INPUT ->
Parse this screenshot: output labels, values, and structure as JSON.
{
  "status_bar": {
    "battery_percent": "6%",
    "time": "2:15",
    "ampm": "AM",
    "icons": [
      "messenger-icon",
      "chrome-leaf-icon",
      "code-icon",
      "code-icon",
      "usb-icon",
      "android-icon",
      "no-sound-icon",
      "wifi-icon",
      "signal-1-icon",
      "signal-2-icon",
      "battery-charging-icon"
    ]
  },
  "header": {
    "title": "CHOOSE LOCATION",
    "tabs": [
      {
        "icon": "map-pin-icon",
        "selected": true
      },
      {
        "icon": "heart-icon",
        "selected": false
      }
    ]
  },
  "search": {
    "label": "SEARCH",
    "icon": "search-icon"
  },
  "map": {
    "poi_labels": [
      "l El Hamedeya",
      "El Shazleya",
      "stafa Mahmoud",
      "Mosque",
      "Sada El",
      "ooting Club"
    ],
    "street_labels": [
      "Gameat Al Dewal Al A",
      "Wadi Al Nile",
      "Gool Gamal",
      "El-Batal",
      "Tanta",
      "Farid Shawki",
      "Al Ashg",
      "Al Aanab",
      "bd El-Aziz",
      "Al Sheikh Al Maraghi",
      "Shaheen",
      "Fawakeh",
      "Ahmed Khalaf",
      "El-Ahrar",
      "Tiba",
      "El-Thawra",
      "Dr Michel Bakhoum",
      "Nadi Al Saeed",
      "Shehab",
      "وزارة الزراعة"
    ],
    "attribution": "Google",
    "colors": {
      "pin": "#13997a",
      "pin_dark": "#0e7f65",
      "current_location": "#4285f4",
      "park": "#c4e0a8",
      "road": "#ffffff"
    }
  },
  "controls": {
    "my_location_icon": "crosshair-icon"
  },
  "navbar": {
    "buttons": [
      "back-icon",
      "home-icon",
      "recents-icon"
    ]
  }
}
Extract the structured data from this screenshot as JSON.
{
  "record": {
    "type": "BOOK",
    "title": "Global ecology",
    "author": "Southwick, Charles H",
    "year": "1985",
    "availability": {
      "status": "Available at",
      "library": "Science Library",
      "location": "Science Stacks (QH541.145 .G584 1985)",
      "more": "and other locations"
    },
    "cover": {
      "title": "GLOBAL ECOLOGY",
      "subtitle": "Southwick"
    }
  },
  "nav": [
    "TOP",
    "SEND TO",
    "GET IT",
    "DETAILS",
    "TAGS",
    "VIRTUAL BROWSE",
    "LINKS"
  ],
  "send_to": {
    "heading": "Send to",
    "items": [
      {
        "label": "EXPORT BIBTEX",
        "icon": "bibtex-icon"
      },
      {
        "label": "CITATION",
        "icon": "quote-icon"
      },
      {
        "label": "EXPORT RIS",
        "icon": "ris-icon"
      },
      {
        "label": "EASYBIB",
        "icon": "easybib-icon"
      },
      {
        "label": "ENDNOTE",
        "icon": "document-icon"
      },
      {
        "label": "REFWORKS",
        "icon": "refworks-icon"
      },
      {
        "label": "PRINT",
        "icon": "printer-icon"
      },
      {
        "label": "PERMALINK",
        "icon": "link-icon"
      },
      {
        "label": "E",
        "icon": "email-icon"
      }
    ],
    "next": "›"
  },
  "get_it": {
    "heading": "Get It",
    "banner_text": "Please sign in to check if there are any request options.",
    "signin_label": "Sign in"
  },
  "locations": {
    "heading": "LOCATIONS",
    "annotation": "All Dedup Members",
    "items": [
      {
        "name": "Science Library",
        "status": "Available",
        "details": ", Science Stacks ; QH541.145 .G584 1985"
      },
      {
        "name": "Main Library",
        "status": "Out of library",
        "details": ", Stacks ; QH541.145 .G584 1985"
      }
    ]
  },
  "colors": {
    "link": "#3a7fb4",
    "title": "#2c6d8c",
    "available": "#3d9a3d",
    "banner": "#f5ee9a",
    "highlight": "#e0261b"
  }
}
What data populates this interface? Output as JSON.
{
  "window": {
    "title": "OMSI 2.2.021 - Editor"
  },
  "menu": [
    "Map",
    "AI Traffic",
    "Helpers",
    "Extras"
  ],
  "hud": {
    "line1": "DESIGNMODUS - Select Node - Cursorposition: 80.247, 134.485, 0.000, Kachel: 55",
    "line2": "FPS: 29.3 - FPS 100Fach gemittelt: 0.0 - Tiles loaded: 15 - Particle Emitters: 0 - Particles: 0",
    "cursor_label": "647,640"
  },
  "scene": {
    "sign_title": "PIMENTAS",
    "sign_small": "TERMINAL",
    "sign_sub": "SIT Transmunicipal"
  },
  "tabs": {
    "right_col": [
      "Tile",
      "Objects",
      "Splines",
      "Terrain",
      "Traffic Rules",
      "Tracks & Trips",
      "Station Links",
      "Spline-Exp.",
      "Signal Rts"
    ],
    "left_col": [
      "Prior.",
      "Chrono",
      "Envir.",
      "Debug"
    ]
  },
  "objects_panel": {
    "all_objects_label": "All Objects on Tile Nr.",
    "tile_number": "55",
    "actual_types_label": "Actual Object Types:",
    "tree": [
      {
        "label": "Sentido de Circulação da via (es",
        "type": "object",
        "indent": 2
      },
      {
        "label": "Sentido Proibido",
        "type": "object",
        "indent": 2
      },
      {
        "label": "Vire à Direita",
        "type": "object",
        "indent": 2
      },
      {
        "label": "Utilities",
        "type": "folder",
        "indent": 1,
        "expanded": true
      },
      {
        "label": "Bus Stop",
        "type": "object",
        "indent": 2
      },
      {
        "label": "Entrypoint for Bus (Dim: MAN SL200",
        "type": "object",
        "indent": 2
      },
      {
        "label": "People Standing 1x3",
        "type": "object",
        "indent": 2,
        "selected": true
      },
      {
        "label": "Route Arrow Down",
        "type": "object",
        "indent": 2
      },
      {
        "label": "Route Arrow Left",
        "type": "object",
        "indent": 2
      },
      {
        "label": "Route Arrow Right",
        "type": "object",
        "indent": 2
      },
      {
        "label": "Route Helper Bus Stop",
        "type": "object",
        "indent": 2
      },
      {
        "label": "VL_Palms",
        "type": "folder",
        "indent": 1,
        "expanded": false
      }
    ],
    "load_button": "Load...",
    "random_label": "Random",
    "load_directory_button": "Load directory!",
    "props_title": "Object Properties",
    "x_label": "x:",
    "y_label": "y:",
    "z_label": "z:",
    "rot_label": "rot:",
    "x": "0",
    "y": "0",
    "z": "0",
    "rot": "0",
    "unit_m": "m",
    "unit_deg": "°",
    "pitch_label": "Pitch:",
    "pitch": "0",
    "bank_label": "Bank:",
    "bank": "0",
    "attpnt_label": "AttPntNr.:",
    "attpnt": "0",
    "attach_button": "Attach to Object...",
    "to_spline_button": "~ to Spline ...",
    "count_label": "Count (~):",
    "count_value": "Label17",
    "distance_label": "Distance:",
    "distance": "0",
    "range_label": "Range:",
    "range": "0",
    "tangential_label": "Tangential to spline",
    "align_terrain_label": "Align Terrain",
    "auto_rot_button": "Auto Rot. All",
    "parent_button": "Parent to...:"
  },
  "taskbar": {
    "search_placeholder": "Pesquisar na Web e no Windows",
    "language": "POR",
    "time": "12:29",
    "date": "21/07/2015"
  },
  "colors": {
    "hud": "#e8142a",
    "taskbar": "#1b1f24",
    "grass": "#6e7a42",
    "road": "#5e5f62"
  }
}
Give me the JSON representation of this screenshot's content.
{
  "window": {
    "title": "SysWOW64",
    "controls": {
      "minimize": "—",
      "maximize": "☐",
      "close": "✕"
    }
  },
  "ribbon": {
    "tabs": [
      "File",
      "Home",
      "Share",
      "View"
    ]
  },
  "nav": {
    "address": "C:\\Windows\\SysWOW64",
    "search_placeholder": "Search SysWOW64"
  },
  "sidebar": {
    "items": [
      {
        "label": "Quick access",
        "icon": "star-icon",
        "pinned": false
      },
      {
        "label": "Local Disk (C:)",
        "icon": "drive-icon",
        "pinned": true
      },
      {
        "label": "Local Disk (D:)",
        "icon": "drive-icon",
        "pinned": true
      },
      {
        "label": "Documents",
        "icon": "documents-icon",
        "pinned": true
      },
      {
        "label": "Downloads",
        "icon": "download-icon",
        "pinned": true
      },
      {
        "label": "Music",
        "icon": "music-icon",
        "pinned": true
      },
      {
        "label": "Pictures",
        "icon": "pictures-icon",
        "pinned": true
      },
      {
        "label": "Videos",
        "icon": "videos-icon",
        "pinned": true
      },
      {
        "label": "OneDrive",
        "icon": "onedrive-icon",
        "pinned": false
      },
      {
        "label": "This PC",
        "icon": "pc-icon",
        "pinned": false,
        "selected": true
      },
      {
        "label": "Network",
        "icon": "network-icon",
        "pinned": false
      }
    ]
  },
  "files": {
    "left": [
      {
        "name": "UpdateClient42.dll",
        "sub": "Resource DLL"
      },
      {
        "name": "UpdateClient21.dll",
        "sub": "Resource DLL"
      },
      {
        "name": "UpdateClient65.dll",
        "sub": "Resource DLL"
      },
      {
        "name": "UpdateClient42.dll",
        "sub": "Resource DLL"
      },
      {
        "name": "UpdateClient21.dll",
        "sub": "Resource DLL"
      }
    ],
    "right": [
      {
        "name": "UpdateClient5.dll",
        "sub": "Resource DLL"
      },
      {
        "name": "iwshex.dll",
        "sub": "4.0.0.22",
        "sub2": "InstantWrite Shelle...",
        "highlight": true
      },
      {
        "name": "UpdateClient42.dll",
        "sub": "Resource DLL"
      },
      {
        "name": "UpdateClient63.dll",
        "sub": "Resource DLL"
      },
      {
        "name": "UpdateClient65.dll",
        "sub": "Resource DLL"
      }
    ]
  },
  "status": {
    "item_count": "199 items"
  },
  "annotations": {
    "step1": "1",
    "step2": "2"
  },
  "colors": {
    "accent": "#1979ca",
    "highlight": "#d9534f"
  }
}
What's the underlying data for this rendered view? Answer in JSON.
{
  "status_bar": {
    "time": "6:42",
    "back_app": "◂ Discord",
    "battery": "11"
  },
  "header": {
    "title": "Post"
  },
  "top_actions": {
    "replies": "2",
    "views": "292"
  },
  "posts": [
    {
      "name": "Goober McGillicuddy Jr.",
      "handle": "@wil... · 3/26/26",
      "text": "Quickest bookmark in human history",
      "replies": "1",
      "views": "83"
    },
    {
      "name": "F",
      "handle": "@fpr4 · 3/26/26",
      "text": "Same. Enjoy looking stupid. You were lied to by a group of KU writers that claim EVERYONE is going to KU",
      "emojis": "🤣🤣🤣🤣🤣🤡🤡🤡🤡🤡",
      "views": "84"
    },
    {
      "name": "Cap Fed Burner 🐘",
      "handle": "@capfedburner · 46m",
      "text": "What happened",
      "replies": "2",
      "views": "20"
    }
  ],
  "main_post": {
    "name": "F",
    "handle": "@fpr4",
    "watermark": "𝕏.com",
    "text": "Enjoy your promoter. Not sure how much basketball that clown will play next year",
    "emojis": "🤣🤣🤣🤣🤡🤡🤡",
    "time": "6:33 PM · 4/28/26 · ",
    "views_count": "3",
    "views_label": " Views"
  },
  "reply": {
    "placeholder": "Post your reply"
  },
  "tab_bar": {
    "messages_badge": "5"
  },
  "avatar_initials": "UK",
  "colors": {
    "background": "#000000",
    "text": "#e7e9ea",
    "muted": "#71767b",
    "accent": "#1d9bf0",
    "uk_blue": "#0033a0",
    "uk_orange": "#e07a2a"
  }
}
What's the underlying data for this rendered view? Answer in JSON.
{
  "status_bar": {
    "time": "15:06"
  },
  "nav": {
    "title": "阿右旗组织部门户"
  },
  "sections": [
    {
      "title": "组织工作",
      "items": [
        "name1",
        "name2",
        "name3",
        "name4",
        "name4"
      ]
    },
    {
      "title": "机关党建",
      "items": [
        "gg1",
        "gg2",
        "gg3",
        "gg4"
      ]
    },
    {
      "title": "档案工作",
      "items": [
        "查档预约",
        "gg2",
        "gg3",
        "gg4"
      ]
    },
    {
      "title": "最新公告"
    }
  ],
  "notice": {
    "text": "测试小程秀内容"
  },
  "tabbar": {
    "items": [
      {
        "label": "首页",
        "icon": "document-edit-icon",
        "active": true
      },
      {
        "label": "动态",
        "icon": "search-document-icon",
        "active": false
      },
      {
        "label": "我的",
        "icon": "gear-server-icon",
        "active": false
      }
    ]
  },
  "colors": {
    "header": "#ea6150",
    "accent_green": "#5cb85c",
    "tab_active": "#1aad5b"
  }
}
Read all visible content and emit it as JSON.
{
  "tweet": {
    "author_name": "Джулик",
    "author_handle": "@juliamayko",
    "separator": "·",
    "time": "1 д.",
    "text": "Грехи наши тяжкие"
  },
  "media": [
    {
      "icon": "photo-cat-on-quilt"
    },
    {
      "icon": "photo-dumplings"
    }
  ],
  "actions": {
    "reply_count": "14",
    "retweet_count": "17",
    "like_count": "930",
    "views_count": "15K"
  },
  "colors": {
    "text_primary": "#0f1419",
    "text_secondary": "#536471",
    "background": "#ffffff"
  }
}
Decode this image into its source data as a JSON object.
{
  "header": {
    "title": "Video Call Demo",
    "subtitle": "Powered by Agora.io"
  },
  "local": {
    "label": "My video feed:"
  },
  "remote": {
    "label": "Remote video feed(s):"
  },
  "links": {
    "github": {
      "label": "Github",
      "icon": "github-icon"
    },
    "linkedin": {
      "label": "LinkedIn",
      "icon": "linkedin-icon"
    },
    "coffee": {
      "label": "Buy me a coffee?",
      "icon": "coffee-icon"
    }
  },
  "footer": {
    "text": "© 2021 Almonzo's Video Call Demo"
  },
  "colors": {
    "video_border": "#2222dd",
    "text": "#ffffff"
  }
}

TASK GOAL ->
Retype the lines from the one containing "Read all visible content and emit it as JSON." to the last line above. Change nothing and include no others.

EXERCISE RESULT ->
Read all visible content and emit it as JSON.
{
  "tweet": {
    "author_name": "Джулик",
    "author_handle": "@juliamayko",
    "separator": "·",
    "time": "1 д.",
    "text": "Грехи наши тяжкие"
  },
  "media": [
    {
      "icon": "photo-cat-on-quilt"
    },
    {
      "icon": "photo-dumplings"
    }
  ],
  "actions": {
    "reply_count": "14",
    "retweet_count": "17",
    "like_count": "930",
    "views_count": "15K"
  },
  "colors": {
    "text_primary": "#0f1419",
    "text_secondary": "#536471",
    "background": "#ffffff"
  }
}
Decode this image into its source data as a JSON object.
{
  "header": {
    "title": "Video Call Demo",
    "subtitle": "Powered by Agora.io"
  },
  "local": {
    "label": "My video feed:"
  },
  "remote": {
    "label": "Remote video feed(s):"
  },
  "links": {
    "github": {
      "label": "Github",
      "icon": "github-icon"
    },
    "linkedin": {
      "label": "LinkedIn",
      "icon": "linkedin-icon"
    },
    "coffee": {
      "label": "Buy me a coffee?",
      "icon": "coffee-icon"
    }
  },
  "footer": {
    "text": "© 2021 Almonzo's Video Call Demo"
  },
  "colors": {
    "video_border": "#2222dd",
    "text": "#ffffff"
  }
}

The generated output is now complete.